Exercise instructions: Every entry below is to be copied exactly, with nothing omitted.

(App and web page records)
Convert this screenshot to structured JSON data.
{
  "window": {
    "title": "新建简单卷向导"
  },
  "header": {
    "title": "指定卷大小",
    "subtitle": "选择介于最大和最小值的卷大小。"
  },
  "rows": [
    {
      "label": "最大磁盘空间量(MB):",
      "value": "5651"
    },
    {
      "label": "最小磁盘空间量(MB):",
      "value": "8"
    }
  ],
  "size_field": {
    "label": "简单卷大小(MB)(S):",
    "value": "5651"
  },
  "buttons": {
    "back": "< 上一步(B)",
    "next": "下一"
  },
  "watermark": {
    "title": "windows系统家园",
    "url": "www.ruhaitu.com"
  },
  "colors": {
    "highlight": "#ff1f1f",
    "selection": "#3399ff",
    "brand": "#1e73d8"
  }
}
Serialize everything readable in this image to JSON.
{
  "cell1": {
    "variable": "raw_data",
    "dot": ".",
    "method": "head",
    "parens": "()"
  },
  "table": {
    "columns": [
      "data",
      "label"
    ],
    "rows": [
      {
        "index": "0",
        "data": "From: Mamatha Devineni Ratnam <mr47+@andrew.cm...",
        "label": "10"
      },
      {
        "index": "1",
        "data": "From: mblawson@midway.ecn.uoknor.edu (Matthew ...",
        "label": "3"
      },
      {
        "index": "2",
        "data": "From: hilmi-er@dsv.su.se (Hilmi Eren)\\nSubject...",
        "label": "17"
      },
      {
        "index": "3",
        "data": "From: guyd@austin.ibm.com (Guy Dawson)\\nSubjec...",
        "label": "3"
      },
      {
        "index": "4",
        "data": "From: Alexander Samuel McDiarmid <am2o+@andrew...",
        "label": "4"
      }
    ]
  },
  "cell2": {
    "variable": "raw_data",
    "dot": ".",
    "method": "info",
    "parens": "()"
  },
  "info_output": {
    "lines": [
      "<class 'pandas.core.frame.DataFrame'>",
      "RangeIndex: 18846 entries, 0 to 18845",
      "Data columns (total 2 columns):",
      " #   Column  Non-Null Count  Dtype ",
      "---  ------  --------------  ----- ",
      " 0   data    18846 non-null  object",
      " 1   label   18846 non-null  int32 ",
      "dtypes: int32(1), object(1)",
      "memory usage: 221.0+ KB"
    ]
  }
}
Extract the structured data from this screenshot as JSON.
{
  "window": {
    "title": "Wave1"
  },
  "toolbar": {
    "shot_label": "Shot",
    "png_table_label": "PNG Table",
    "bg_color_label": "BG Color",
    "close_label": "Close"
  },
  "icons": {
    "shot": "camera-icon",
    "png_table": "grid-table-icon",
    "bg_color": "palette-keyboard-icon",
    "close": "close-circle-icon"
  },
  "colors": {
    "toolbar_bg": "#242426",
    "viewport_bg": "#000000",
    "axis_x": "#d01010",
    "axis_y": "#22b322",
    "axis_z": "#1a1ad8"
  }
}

Exercise result:
Convert this screenshot to structured JSON data.
{
  "window": {
    "title": "新建简单卷向导"
  },
  "header": {
    "title": "指定卷大小",
    "subtitle": "选择介于最大和最小值的卷大小。"
  },
  "rows": [
    {
      "label": "最大磁盘空间量(MB):",
      "value": "5651"
    },
    {
      "label": "最小磁盘空间量(MB):",
      "value": "8"
    }
  ],
  "size_field": {
    "label": "简单卷大小(MB)(S):",
    "value": "5651"
  },
  "buttons": {
    "back": "< 上一步(B)",
    "next": "下一"
  },
  "watermark": {
    "title": "windows系统家园",
    "url": "www.ruhaitu.com"
  },
  "colors": {
    "highlight": "#ff1f1f",
    "selection": "#3399ff",
    "brand": "#1e73d8"
  }
}
Serialize everything readable in this image to JSON.
{
  "cell1": {
    "variable": "raw_data",
    "dot": ".",
    "method": "head",
    "parens": "()"
  },
  "table": {
    "columns": [
      "data",
      "label"
    ],
    "rows": [
      {
        "index": "0",
        "data": "From: Mamatha Devineni Ratnam <mr47+@andrew.cm...",
        "label": "10"
      },
      {
        "index": "1",
        "data": "From: mblawson@midway.ecn.uoknor.edu (Matthew ...",
        "label": "3"
      },
      {
        "index": "2",
        "data": "From: hilmi-er@dsv.su.se (Hilmi Eren)\\nSubject...",
        "label": "17"
      },
      {
        "index": "3",
        "data": "From: guyd@austin.ibm.com (Guy Dawson)\\nSubjec...",
        "label": "3"
      },
      {
        "index": "4",
        "data": "From: Alexander Samuel McDiarmid <am2o+@andrew...",
        "label": "4"
      }
    ]
  },
  "cell2": {
    "variable": "raw_data",
    "dot": ".",
    "method": "info",
    "parens": "()"
  },
  "info_output": {
    "lines": [
      "<class 'pandas.core.frame.DataFrame'>",
      "RangeIndex: 18846 entries, 0 to 18845",
      "Data columns (total 2 columns):",
      " #   Column  Non-Null Count  Dtype ",
      "---  ------  --------------  ----- ",
      " 0   data    18846 non-null  object",
      " 1   label   18846 non-null  int32 ",
      "dtypes: int32(1), object(1)",
      "memory usage: 221.0+ KB"
    ]
  }
}
Extract the structured data from this screenshot as JSON.
{
  "window": {
    "title": "Wave1"
  },
  "toolbar": {
    "shot_label": "Shot",
    "png_table_label": "PNG Table",
    "bg_color_label": "BG Color",
    "close_label": "Close"
  },
  "icons": {
    "shot": "camera-icon",
    "png_table": "grid-table-icon",
    "bg_color": "palette-keyboard-icon",
    "close": "close-circle-icon"
  },
  "colors": {
    "toolbar_bg": "#242426",
    "viewport_bg": "#000000",
    "axis_x": "#d01010",
    "axis_y": "#22b322",
    "axis_z": "#1a1ad8"
  }
}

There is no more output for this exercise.